Biomedical Vocabulary

If you are going to deal with the medical literature in English quickly and effectively, clearly knowing the right vocabulary is a key consideration. When you are considering vocabulary you might like to keep the following points in mind:

What it means to 'know' a word

Firstly, it is important to remember that there is much more to knowing a word than just knowing its basic meaning. That is obviouly of primordial importantnce but if you plan to use the words you know actively then other factors need to be taken into account. Consequently a list of all the different aspects of a word that you need to know might look something like this:

How many words do you need to know?

The first thing to point out is that it is just not possible to learn every new word that you see. On the contrary, it is crucial that you evaluate just how useful a particular word might be so that you know that the effort you put in will bring clear benefits.
One of the guidelines that you can use to help you decide is that of word frequency. Obviously the benefits of learning frequent words that you will find very often and in many different contexts are greater than learning very strange, infrequent words. Consequently, your objectives should be:

What should you do to learn vocabulary?

There is no magic solution to learning vocabulary although it is true that you more you work with the words you want to learn, the better the chances that the words will stay in your mind. Here are some suggestions for things you could do:
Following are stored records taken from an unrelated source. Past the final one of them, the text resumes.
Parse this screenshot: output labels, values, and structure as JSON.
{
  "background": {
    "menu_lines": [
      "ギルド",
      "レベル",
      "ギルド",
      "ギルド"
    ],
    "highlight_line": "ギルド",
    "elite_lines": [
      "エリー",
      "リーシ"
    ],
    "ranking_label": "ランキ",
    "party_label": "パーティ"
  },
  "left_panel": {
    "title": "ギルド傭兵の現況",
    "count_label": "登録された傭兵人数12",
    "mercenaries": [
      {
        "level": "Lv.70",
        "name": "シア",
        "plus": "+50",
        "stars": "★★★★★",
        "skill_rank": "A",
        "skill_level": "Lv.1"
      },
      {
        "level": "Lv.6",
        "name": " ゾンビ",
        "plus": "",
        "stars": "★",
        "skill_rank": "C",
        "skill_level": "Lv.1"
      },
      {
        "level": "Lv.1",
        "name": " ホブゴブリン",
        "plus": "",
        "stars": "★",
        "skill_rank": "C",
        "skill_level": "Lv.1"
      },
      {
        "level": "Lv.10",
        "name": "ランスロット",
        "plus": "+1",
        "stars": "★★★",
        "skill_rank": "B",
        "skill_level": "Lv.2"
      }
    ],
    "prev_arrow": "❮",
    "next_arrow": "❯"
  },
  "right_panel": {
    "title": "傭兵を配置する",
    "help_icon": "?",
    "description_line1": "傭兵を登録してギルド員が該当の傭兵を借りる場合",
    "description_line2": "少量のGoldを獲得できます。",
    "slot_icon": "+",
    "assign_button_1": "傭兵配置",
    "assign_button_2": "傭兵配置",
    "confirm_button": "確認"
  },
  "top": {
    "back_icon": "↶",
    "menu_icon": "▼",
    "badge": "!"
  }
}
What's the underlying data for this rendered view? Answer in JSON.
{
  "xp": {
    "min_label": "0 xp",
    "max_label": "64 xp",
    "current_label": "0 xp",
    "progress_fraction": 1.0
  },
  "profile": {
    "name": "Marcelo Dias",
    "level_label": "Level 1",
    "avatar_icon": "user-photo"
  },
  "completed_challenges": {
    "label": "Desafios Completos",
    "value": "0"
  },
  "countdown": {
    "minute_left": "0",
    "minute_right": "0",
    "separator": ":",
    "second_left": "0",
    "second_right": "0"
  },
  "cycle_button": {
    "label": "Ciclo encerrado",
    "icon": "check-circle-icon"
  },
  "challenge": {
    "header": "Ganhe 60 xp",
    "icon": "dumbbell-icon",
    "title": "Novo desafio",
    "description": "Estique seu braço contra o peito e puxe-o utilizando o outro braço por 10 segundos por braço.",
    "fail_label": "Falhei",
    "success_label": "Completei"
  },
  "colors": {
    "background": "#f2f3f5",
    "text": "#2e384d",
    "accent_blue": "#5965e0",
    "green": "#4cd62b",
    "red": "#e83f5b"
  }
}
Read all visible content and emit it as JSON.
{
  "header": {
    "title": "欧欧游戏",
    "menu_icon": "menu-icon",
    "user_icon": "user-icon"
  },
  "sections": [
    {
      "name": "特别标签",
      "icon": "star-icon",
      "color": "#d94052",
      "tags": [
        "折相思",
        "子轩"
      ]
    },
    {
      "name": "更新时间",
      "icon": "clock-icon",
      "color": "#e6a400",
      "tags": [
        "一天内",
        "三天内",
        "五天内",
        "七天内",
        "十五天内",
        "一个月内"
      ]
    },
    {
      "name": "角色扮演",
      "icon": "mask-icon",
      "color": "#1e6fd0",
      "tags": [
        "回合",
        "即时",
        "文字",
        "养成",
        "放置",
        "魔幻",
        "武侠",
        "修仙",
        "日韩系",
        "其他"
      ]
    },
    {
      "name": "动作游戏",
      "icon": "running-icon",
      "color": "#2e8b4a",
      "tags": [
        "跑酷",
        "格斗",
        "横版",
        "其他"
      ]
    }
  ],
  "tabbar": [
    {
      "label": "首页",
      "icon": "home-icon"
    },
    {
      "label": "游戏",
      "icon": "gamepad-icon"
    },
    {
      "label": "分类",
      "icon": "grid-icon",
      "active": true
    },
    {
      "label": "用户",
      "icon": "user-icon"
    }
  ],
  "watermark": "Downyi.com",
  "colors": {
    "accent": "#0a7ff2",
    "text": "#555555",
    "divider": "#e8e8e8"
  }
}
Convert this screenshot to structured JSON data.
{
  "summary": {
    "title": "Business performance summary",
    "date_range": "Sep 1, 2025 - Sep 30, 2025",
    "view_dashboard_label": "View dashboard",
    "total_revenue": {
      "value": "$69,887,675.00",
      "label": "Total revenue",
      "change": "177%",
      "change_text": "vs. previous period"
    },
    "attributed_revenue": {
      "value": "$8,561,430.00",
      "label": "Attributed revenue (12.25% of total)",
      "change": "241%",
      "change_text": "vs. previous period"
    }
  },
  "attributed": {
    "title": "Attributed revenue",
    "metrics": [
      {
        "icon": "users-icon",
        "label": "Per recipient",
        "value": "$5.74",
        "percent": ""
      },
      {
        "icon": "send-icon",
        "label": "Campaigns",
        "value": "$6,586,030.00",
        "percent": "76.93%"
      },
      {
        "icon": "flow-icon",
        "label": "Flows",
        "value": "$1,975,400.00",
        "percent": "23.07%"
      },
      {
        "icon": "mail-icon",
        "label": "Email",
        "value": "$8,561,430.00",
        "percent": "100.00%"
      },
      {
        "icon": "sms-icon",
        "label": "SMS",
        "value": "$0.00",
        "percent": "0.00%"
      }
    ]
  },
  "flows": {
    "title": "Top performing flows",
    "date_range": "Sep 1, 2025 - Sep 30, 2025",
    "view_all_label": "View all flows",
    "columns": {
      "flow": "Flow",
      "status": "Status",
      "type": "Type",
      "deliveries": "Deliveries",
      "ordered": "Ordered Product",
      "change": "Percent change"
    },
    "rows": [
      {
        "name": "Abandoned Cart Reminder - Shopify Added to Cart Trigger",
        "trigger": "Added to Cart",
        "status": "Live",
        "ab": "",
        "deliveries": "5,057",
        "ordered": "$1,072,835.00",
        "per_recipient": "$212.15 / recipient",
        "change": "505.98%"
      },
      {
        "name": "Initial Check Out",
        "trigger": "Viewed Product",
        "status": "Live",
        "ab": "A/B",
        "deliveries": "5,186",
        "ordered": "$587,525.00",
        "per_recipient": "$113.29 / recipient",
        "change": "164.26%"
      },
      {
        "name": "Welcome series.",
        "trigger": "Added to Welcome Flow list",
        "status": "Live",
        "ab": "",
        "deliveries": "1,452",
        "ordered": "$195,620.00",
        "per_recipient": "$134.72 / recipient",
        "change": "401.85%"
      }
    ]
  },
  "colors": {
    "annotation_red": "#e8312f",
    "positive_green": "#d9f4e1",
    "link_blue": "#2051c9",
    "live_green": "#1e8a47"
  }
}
There are obviously limits to the amount of work you can do but any of these methods will give much better results than the usual approach of just writing the translation above the word as it appears in the text. Finally, be realistic! Learning just 10 new words from each text that you read will bring great benefits provided that you are consistent in what you do.